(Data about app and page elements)

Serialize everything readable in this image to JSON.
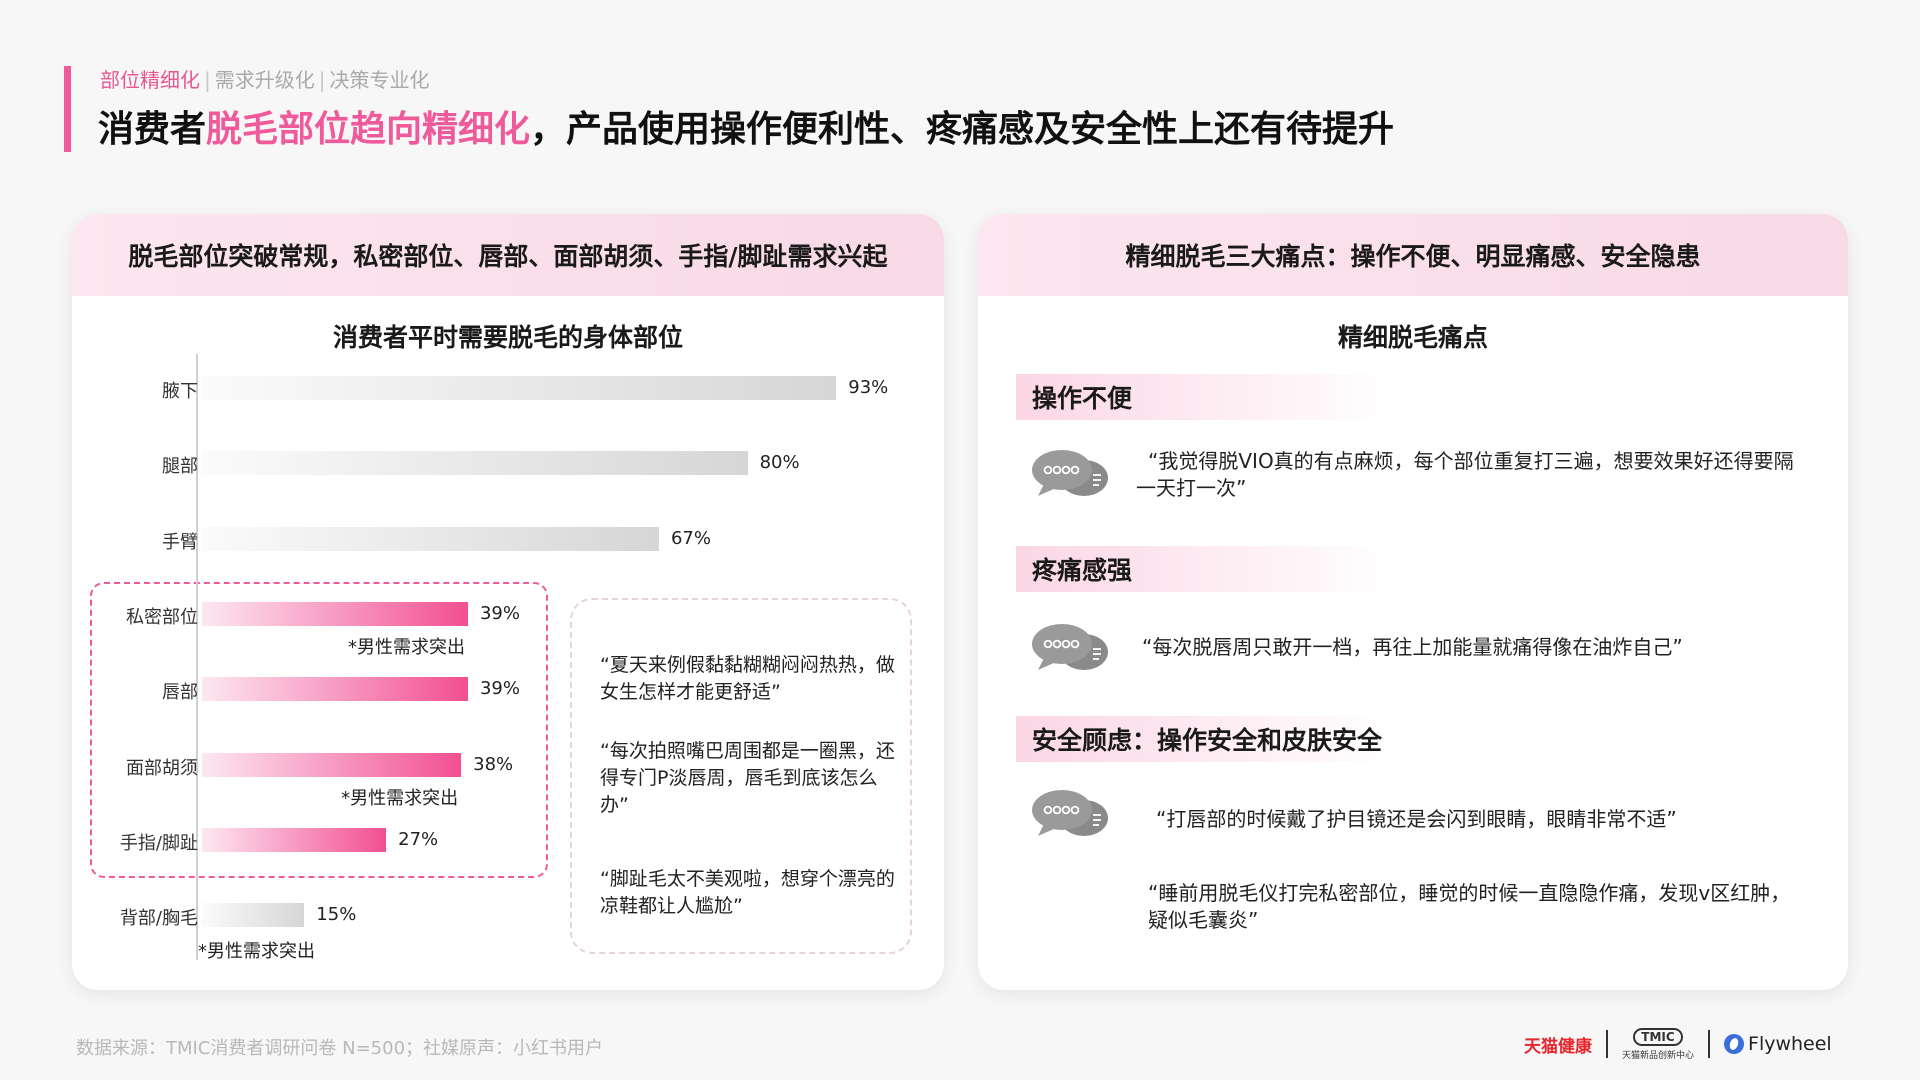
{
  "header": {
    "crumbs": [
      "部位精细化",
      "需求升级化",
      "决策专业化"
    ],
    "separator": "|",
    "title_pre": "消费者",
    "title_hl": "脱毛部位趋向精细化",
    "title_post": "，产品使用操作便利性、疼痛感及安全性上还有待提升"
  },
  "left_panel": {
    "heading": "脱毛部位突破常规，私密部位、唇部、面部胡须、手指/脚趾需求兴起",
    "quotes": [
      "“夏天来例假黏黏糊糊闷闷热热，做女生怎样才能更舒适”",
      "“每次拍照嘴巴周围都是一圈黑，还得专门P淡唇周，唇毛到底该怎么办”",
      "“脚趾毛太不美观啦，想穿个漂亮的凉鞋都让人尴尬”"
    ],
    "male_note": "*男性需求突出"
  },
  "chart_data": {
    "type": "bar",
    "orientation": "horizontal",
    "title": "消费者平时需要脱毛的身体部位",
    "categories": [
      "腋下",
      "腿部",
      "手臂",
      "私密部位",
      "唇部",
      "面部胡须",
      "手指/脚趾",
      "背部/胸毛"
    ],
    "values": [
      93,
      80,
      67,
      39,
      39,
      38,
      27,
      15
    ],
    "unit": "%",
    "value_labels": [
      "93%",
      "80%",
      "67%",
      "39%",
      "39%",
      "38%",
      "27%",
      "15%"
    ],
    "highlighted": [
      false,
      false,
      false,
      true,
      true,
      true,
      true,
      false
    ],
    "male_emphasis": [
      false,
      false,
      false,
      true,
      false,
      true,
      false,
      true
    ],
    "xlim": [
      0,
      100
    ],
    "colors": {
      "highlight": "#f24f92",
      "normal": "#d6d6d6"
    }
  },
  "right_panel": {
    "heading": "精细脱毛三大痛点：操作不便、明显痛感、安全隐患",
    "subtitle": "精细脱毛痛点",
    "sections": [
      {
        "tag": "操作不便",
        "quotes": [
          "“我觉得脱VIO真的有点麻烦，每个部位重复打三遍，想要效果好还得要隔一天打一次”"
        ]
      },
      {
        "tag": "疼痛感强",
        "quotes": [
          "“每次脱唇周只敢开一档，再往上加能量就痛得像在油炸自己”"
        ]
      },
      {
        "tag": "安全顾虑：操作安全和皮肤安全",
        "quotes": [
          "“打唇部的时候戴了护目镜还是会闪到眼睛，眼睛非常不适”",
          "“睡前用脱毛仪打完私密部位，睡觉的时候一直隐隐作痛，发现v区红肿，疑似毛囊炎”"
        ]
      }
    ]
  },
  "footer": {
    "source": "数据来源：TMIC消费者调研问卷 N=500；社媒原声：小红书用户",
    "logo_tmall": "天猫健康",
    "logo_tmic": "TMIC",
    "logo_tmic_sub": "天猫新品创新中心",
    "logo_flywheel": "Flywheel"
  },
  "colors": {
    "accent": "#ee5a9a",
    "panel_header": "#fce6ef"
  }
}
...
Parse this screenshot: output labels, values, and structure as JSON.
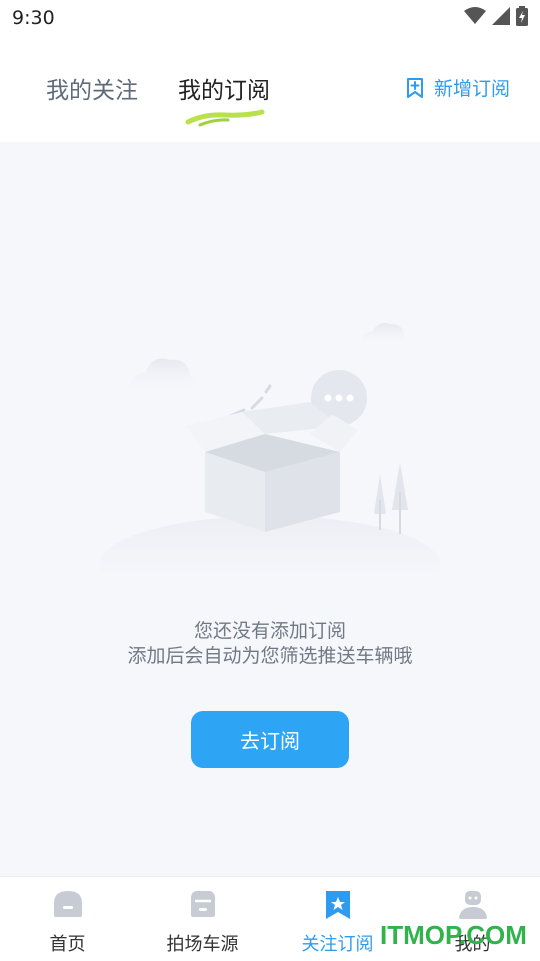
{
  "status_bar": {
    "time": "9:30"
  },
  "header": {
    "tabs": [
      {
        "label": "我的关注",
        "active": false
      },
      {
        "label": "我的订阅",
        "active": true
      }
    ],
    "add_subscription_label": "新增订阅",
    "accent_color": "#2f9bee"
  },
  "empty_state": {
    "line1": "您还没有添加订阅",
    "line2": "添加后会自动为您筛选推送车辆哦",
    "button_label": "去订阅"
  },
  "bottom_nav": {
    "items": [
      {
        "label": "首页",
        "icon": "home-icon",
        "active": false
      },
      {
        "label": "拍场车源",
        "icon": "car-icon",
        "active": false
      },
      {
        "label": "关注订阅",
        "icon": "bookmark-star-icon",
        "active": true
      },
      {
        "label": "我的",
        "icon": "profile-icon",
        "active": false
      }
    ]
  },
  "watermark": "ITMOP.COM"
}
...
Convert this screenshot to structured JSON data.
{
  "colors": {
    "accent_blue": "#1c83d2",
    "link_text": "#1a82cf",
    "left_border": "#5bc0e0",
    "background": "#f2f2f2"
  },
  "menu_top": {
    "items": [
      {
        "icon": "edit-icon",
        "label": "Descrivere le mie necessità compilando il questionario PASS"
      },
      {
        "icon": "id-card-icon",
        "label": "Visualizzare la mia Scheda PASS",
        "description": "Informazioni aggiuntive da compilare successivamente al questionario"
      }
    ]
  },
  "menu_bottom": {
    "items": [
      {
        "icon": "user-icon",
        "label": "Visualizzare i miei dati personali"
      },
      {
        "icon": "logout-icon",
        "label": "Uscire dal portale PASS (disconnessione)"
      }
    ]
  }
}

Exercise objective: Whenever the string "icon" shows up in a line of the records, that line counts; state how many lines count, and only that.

Exercise response: 8